Bike geometry gives you an idea of how a bike will perform and how it will fit. Unfortunately, there is no standardized method for measuring geometry across manufacturers. For that reason, we measure all of our test bikes so that we can compare apples to apples. Our methods may differ from those of the manufacturers; our measurements might differ as well. Our tools for measuring bikes include a Park Tool Digital Scale, an Intercomp Digital Angle Gauge, a grease pen, a six-foot beam level, two straightedges (three and six-foot), a tape measure, a laser beam, and a digital protractor goniometer.


Effective Top Tube Length - We locate the center of the seat tube at a level point across from the center of the head tube. We mark the seat tube with a grease pen and confirm it is level with our six-foot beam level. Once we are comfortable the marking is level; we measure the distance with our six-foot straightedge.


Reach - Reach is determined by holding our straight edge from the center of the head tube from the mark mentioned above on the seat post. Once we have confirmed the straight edge is level, we use our laser beam to create a vertical line that bisects the bottom bracket shell upwards to the straight edge. The point on the straight edge where the laser intersects perpendicularly is our reach measurement.

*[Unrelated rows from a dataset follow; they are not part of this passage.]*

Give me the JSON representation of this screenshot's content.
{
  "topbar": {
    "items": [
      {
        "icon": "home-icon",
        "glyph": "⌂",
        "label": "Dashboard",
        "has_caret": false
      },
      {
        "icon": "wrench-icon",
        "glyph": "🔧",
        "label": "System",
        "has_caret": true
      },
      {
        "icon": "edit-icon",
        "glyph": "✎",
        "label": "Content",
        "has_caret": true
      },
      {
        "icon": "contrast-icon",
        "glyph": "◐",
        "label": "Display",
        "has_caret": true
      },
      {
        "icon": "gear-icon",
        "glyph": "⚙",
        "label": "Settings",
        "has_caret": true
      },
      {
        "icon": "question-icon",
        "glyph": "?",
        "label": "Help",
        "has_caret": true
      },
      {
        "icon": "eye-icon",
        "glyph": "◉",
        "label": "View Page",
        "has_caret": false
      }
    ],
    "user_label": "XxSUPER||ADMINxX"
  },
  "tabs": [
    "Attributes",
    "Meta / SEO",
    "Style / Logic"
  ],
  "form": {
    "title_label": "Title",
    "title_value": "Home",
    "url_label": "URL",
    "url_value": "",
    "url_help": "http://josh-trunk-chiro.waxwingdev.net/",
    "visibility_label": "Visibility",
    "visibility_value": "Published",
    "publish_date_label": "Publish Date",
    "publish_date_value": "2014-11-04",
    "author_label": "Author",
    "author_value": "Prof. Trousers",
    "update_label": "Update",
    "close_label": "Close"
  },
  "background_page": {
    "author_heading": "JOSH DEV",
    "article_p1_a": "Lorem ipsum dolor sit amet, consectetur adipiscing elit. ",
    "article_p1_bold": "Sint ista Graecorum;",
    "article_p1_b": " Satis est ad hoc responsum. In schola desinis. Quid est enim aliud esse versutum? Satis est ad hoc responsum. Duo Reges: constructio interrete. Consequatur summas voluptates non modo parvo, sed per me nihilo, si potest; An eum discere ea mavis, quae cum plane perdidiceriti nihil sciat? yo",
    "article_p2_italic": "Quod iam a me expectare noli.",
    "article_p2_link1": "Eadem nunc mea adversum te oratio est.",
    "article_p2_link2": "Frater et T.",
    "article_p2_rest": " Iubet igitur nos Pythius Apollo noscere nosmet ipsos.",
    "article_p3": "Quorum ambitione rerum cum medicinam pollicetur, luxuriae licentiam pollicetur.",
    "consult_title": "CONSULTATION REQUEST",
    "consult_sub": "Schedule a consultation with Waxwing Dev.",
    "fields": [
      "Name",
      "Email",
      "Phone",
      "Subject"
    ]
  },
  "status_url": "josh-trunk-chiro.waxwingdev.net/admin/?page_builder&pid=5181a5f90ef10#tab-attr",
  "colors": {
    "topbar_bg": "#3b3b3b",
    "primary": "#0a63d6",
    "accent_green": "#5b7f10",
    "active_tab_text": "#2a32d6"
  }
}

Head Tube Angle - We find the head tube angle by placing our Intercomp digital angle gauge directly on the front of the fork stanchion. We confirm by measuring the fork lower legs as well, being careful to avoid any bumps or ridges in the leg. We double check our measurements with the digital protractor goniometer.

Seat Tube Angle - Whenever possible we like to use our digital angle finder to measure seat tube angles. The problem is that modern frame design often features a good deal of curves and interference in the seat tube. We do the bulk of our seat tube angle measurements with our digital protractor goniometer.


Bottom Bracket Height - We use our three-foot straight edge to measure vertically from the ground to the center of the bottom bracket.

Standover Height - To find our standover height we place the vertical laser beam on the ground 7-inches in front of the bottom bracket. We use our six-foot straightedge to measure the height where the laser clears the top tube. We put the beam 7" in front of the bottom bracket because that is where people stand over a frame.

Chainstay Length - Chainstay length is determined by using the six-foot straightedge to measure the distance between the center of the bottom bracket to the center of the rear axle.


Wheelbase - To find wheelbase we measure from the center of the front axle to the center of the rear axle with our six-foot straightedge.

Weight - Weight is determined simply by using a hanging Park Tool Digital Scale to weigh the bikes without pedals.